What is trauma?

Trauma is an emotional response to a disturbing event.  People can experience shock, denial, or have an absence of any feelings after the event.  Although these are normal responses to a disturbing event, some people have trouble moving on from the experience.  The impact can affect them much later, and they can exhibit behaviors such as hyper awareness of their surroundings, distrust of others, recurring thoughts of the events, anxiety, and flashbacks.  Symptoms can be disabling enough to cause a person to have Posttraumatic Stress Disorder (PTSD).

 

Some people have experienced a single-event trauma, like a car accident.  Others have experienced multiple traumas, making it more challenging for them to cope.  For instance, if someone experienced trauma as a child, it could impact how that person deals with future traumas. Repeated trauma can lead to higher stress, making it more difficult to recover from the initial trauma. 

 

Click here for more information about trauma.

How do I work with people who have had trauma?

When working with clients who want to focus on their trauma, I make sure to do the following:

 

  • Create a safe environment where you feel comfortable to talk

 

  • Establish/maintain stability and a sense of security in your life

 

  • Understand how the trauma has impacted your life

 

  • Develop tools to cope with the painful emotions that may arise when talking about the trauma

 

  • Identify and cope with triggers that can remind you of the trauma

 

  • Use evidence-based strategies to cope with the trauma such as EMDR.

What is EMDR?

EMDR stands for Eye Movement Desensitization and Reprocessing. EMDR therapy appears to have an effect on the way the brain processes information. Through the use of eye movements, holding vibrating sensors, or listening to alternating tones, while focusing on a disturbing experience allows the nervous system to respond to the event in a healthier way. This helps the client to no longer relive images, sounds and feelings when the event is brought to mind. The disturbing memory will not have the same impact it has had in the past.

 

Click here for more information about EMDR.

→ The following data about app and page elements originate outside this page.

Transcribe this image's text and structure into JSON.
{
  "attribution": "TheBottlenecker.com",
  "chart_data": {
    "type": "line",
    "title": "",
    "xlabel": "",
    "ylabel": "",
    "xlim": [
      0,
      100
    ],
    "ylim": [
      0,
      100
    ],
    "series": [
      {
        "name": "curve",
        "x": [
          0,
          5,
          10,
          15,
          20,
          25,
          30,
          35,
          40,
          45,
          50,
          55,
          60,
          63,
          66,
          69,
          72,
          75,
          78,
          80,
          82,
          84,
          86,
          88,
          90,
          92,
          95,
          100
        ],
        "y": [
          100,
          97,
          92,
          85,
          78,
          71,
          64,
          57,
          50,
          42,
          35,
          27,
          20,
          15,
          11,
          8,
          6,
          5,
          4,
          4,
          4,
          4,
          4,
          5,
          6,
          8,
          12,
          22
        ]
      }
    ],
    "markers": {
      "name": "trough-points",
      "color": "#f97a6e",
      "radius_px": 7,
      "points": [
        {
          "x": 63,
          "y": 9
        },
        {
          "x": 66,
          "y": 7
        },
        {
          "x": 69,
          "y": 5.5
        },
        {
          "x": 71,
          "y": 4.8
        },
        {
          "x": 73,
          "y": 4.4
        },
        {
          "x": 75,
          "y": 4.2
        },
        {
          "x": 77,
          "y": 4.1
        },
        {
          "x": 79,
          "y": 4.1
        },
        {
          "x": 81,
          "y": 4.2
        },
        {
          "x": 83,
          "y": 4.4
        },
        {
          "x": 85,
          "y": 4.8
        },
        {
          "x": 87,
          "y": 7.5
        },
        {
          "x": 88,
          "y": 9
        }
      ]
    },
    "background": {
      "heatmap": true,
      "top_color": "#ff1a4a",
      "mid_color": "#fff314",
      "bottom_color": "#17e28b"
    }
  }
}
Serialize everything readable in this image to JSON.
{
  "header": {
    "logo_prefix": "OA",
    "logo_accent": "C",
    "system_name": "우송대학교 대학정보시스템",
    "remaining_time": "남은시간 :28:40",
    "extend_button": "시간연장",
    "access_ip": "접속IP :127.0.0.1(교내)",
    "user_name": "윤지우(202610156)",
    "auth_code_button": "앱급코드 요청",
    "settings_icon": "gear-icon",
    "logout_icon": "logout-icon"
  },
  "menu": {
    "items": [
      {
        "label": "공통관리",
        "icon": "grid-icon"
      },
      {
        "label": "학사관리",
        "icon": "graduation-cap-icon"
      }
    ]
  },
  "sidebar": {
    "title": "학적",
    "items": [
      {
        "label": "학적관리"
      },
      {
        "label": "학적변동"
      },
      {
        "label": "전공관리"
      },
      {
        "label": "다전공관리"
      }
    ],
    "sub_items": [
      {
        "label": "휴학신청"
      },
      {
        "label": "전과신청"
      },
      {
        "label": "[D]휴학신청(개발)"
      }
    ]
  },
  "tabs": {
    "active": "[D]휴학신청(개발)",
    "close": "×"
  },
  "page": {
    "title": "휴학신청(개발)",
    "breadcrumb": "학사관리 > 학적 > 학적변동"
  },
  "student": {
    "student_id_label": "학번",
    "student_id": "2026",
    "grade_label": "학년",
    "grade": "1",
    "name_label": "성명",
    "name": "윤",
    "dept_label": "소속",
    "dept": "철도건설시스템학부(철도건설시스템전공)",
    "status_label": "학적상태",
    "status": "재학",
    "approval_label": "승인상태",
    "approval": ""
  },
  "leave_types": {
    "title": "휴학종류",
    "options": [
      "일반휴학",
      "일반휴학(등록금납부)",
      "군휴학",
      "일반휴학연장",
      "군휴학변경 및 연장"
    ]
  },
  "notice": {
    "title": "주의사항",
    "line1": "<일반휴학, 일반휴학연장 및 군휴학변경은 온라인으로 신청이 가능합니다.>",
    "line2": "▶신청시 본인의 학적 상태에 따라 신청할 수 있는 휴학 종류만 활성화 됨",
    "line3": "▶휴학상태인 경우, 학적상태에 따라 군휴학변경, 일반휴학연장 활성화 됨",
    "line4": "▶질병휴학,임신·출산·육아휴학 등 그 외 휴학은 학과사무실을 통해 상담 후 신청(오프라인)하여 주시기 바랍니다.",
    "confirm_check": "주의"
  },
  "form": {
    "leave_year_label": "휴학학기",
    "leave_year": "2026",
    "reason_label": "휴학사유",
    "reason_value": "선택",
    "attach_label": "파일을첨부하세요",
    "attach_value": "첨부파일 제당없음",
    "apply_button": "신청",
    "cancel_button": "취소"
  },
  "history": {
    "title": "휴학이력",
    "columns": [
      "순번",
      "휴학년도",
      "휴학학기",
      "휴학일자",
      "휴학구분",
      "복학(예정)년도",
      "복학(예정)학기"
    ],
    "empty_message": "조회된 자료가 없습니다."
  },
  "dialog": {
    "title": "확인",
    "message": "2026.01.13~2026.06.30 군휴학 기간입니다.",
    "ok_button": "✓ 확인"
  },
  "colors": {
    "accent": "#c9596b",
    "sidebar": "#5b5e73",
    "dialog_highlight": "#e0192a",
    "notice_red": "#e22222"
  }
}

Spacer Text

Ivy Sigel, Psy.D.

drsigel@ivysigel.com

303-437-5132

 

2121 S. Oneida St. 

Suite 336

Denver, CO 80224